On Sunday, July 4, 2010, thanks to @JohnTagliaferro, inspiration struck when he posted this tweet:
A #paperback of 'Suki I: The Story of #Suki by John Tagliaferro http://amzn.to/9RArD0 is in the #romance #CrystalCity #Starbucks w/fireplace
Now, this could mean several things. As I write this, I honestly don’t know if:
A. He saw a copy of his book in the lending bookshelf of a Starbucks, was thrilled about it, and had to share. (Heavens knows everytime I see a book of mine in print in Real Life and in someone’s possession, I want to do a happy dance on the spot. Sometimes I do. But I always check for, you know, cops, mental health professionals, and animal control officers first…)
B. He unintentionally left a copy of his book behind and was lamenting its loss. As in, “Hey, tweeps, if you find This Book in This Place – it’s mine!”
C. All the hashtags form a complicated code that makes sense on one level, but on another one means “Place $1M in unmarked $10 in the paper cardboard tubes in the center of a Bounty 8-pack and leave the package under the left first-row aisle seat at the midnight screening of Eclipse” to those few in the know.
D. He intentionally left the book there, spreading a little sunshine and trolling for new readers.
Regardless of his intention, it’s “D” that wows me. “D” flipped the Wouldn’t-That-Be-Cool switch. Which leads me to propose:
Operation Book Drop
I envision this as a simple way for writers to garner new readers. It doesn’t matter whether you’re self- or traditionally published. It doesn’t take much time. And it could be kind of fun. Here’s how it works:
1. Get a copy of your book. And a Sharpie.
2. Autograph the book. Then, inside the front cover, add these words:
Read me! When you’re done, please leave me someplace where another reader can find me. If you’re on Twitter, please leave a note on #OpBookDrop about how & where we met. Enjoy the read! Have a great day.

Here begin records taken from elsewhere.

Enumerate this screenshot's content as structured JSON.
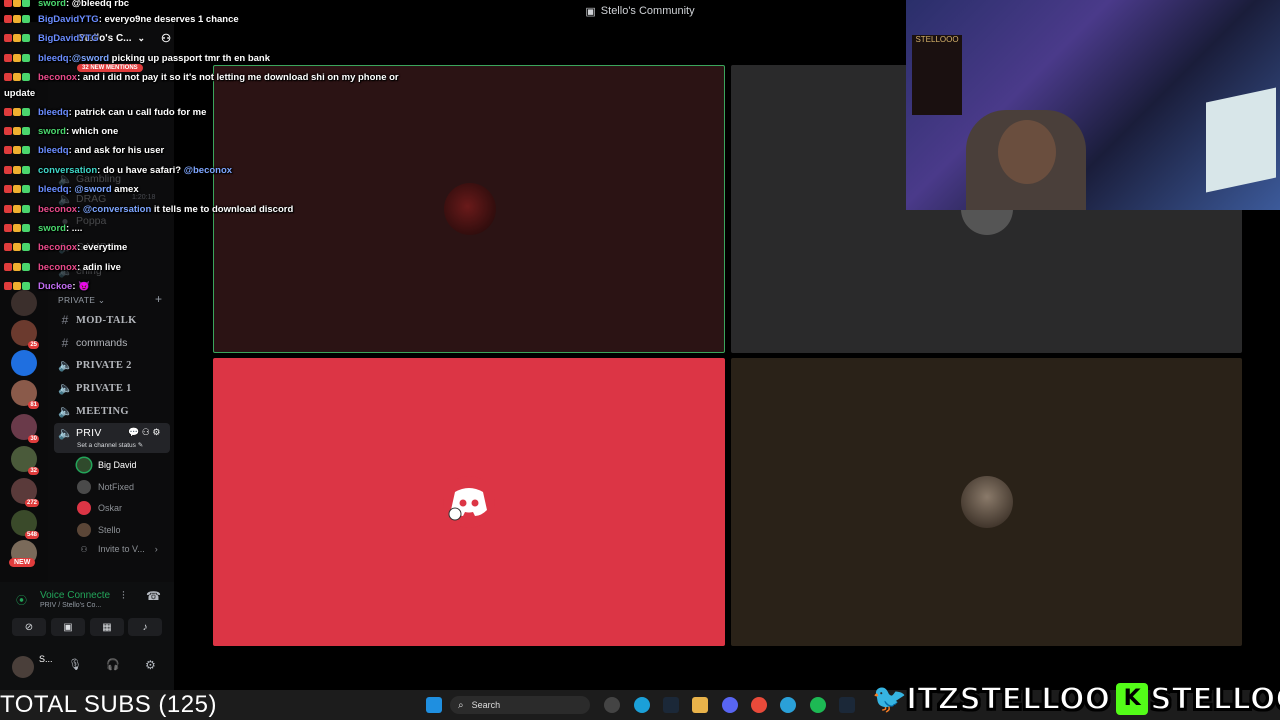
{
  "window": {
    "title": "Stello's Community"
  },
  "server": {
    "name": "Stello's C..."
  },
  "mentions_pill": "32 NEW MENTIONS",
  "rail_badges": [
    "25",
    "81",
    "30",
    "32",
    "272",
    "548"
  ],
  "rail_new": "NEW",
  "channels": {
    "faded": [
      "Gambling",
      "DRAG",
      "Poppa",
      "GAMBLI...",
      "ening"
    ],
    "drag_time": "1:20:18",
    "category": "PRIVATE",
    "items": [
      {
        "label": "MOD-TALK",
        "kind": "text"
      },
      {
        "label": "commands",
        "kind": "text"
      },
      {
        "label": "PRIVATE 2",
        "kind": "voice"
      },
      {
        "label": "PRIVATE 1",
        "kind": "voice"
      },
      {
        "label": "MEETING",
        "kind": "voice"
      },
      {
        "label": "PRIV",
        "kind": "voice",
        "active": true
      }
    ],
    "status_hint": "Set a channel status",
    "users": [
      {
        "name": "Big David",
        "speaking": true,
        "color": "#2f4a2c"
      },
      {
        "name": "NotFixed",
        "speaking": false,
        "color": "#4a4a4a"
      },
      {
        "name": "Oskar",
        "speaking": false,
        "color": "#dc3545"
      },
      {
        "name": "Stello",
        "speaking": false,
        "color": "#5b4637"
      }
    ],
    "invite": "Invite to V..."
  },
  "voice_panel": {
    "title": "Voice Connecte",
    "subtitle": "PRIV / Stello's Co...",
    "user_initial": "S..."
  },
  "chat": [
    {
      "user": "sword",
      "color": "#4ad66d",
      "text": ": @bleedq rbc"
    },
    {
      "user": "BigDavidYTG",
      "color": "#6a8cff",
      "text": ": everyo9ne deserves 1 chance"
    },
    {
      "user": "BigDavidYTG",
      "color": "#6a8cff",
      "text": ""
    },
    {
      "user": "bleedq",
      "color": "#6a8cff",
      "mention": ":@sword",
      "text": " picking up passport tmr th en bank"
    },
    {
      "user": "beconox",
      "color": "#e84a8a",
      "text": ": and i did not pay it so it's not letting me download shi on my phone or"
    },
    {
      "user": "",
      "color": "#fff",
      "text": "update",
      "noindent": true
    },
    {
      "user": "bleedq",
      "color": "#6a8cff",
      "text": ": patrick can u call fudo for me"
    },
    {
      "user": "sword",
      "color": "#4ad66d",
      "text": ": which one"
    },
    {
      "user": "bleedq",
      "color": "#6a8cff",
      "text": ": and ask for his user"
    },
    {
      "user": "conversation",
      "color": "#3fd6c8",
      "text": ": do u have safari?",
      "mention_after": " @beconox"
    },
    {
      "user": "bleedq",
      "color": "#6a8cff",
      "mention": ": @sword",
      "text": " amex"
    },
    {
      "user": "beconox",
      "color": "#e84a8a",
      "mention": ": @conversation",
      "text": " it tells me to download discord"
    },
    {
      "user": "sword",
      "color": "#4ad66d",
      "text": ": ...."
    },
    {
      "user": "beconox",
      "color": "#e84a8a",
      "text": ": everytime"
    },
    {
      "user": "beconox",
      "color": "#e84a8a",
      "text": ": adin live"
    },
    {
      "user": "Duckoe",
      "color": "#c06cf0",
      "text": ": 😈"
    }
  ],
  "taskbar": {
    "subs": "TOTAL SUBS (125)",
    "search": "Search"
  },
  "socials": {
    "twitter": "ITZSTELLOO",
    "kick": "STELLOOO"
  },
  "webcam": {
    "sign_text": "STELLOOO"
  }
}
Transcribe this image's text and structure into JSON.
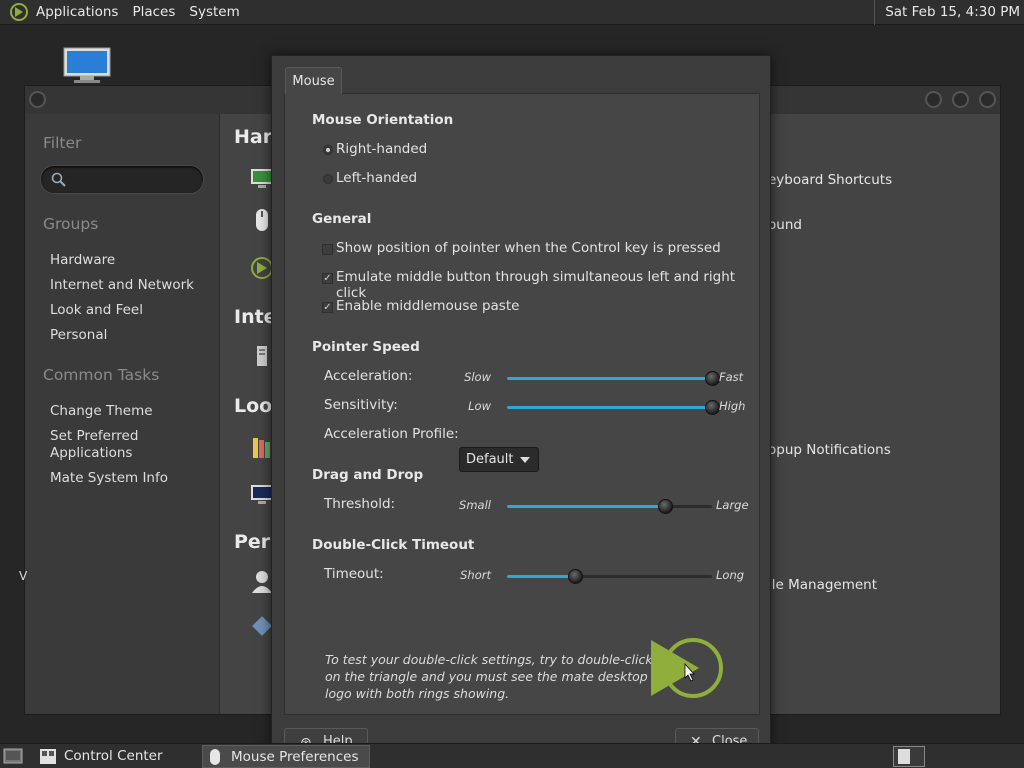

Or something to that effect.
(Optional): Include your Twitter name, if you wish.
3. Leave the book in a public place.
4. Tweet about it. Include the book’s title, Amazon.com link, & drop point. Also include the hashtag #OpBookDrop.
You never know what could happen. At the very least, someone will pick up the book & (probably) read it! What do you have to lose? One copy of your book. And – let’s face it – you already know the story by heart. Isn’t it time someone else got to read the words?
What do you think about #OpBookDrop? Comment below and let me know.